**Work instructions:** Each entry, in full: reproduce it exactly.

**The data:**
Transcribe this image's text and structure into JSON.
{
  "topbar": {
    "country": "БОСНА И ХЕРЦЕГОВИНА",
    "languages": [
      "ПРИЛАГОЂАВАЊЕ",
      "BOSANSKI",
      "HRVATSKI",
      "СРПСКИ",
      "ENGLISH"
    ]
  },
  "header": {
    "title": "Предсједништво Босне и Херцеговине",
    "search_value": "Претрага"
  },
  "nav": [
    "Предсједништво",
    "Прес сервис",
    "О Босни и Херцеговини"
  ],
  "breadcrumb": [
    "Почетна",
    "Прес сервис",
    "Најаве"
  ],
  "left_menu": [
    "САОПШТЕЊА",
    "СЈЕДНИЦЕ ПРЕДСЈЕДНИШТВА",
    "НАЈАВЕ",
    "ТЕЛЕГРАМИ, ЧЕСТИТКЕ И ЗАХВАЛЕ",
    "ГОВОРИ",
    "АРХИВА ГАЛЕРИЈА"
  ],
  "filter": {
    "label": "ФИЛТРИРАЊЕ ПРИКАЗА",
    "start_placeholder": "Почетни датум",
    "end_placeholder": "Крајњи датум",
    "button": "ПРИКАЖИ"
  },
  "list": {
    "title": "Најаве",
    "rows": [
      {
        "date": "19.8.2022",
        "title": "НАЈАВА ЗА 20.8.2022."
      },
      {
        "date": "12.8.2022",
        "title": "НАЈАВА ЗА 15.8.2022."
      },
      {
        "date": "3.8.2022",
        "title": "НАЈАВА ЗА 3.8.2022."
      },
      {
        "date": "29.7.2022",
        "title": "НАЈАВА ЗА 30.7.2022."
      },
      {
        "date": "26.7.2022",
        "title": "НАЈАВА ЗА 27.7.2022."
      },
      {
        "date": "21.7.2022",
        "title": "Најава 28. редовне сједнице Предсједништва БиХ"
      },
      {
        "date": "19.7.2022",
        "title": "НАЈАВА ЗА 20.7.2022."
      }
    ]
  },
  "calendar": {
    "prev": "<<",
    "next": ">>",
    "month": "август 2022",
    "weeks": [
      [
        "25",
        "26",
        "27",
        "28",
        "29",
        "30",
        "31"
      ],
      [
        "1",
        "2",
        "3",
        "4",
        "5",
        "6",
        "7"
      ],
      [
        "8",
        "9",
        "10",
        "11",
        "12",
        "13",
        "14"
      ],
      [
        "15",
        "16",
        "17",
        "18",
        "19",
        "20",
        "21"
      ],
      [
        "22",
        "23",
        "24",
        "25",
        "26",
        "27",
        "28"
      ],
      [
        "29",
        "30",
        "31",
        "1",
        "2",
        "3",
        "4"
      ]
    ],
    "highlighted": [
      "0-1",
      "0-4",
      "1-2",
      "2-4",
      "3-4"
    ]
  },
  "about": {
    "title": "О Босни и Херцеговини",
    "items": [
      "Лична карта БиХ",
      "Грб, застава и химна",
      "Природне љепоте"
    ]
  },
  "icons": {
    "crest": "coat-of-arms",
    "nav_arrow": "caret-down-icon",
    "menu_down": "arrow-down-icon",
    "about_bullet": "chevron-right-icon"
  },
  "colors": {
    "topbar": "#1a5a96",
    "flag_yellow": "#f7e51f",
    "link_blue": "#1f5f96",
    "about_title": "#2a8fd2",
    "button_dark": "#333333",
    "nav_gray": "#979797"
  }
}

**Completed exercise:**
Transcribe this image's text and structure into JSON.
{
  "topbar": {
    "country": "БОСНА И ХЕРЦЕГОВИНА",
    "languages": [
      "ПРИЛАГОЂАВАЊЕ",
      "BOSANSKI",
      "HRVATSKI",
      "СРПСКИ",
      "ENGLISH"
    ]
  },
  "header": {
    "title": "Предсједништво Босне и Херцеговине",
    "search_value": "Претрага"
  },
  "nav": [
    "Предсједништво",
    "Прес сервис",
    "О Босни и Херцеговини"
  ],
  "breadcrumb": [
    "Почетна",
    "Прес сервис",
    "Најаве"
  ],
  "left_menu": [
    "САОПШТЕЊА",
    "СЈЕДНИЦЕ ПРЕДСЈЕДНИШТВА",
    "НАЈАВЕ",
    "ТЕЛЕГРАМИ, ЧЕСТИТКЕ И ЗАХВАЛЕ",
    "ГОВОРИ",
    "АРХИВА ГАЛЕРИЈА"
  ],
  "filter": {
    "label": "ФИЛТРИРАЊЕ ПРИКАЗА",
    "start_placeholder": "Почетни датум",
    "end_placeholder": "Крајњи датум",
    "button": "ПРИКАЖИ"
  },
  "list": {
    "title": "Најаве",
    "rows": [
      {
        "date": "19.8.2022",
        "title": "НАЈАВА ЗА 20.8.2022."
      },
      {
        "date": "12.8.2022",
        "title": "НАЈАВА ЗА 15.8.2022."
      },
      {
        "date": "3.8.2022",
        "title": "НАЈАВА ЗА 3.8.2022."
      },
      {
        "date": "29.7.2022",
        "title": "НАЈАВА ЗА 30.7.2022."
      },
      {
        "date": "26.7.2022",
        "title": "НАЈАВА ЗА 27.7.2022."
      },
      {
        "date": "21.7.2022",
        "title": "Најава 28. редовне сједнице Предсједништва БиХ"
      },
      {
        "date": "19.7.2022",
        "title": "НАЈАВА ЗА 20.7.2022."
      }
    ]
  },
  "calendar": {
    "prev": "<<",
    "next": ">>",
    "month": "август 2022",
    "weeks": [
      [
        "25",
        "26",
        "27",
        "28",
        "29",
        "30",
        "31"
      ],
      [
        "1",
        "2",
        "3",
        "4",
        "5",
        "6",
        "7"
      ],
      [
        "8",
        "9",
        "10",
        "11",
        "12",
        "13",
        "14"
      ],
      [
        "15",
        "16",
        "17",
        "18",
        "19",
        "20",
        "21"
      ],
      [
        "22",
        "23",
        "24",
        "25",
        "26",
        "27",
        "28"
      ],
      [
        "29",
        "30",
        "31",
        "1",
        "2",
        "3",
        "4"
      ]
    ],
    "highlighted": [
      "0-1",
      "0-4",
      "1-2",
      "2-4",
      "3-4"
    ]
  },
  "about": {
    "title": "О Босни и Херцеговини",
    "items": [
      "Лична карта БиХ",
      "Грб, застава и химна",
      "Природне љепоте"
    ]
  },
  "icons": {
    "crest": "coat-of-arms",
    "nav_arrow": "caret-down-icon",
    "menu_down": "arrow-down-icon",
    "about_bullet": "chevron-right-icon"
  },
  "colors": {
    "topbar": "#1a5a96",
    "flag_yellow": "#f7e51f",
    "link_blue": "#1f5f96",
    "about_title": "#2a8fd2",
    "button_dark": "#333333",
    "nav_gray": "#979797"
  }
}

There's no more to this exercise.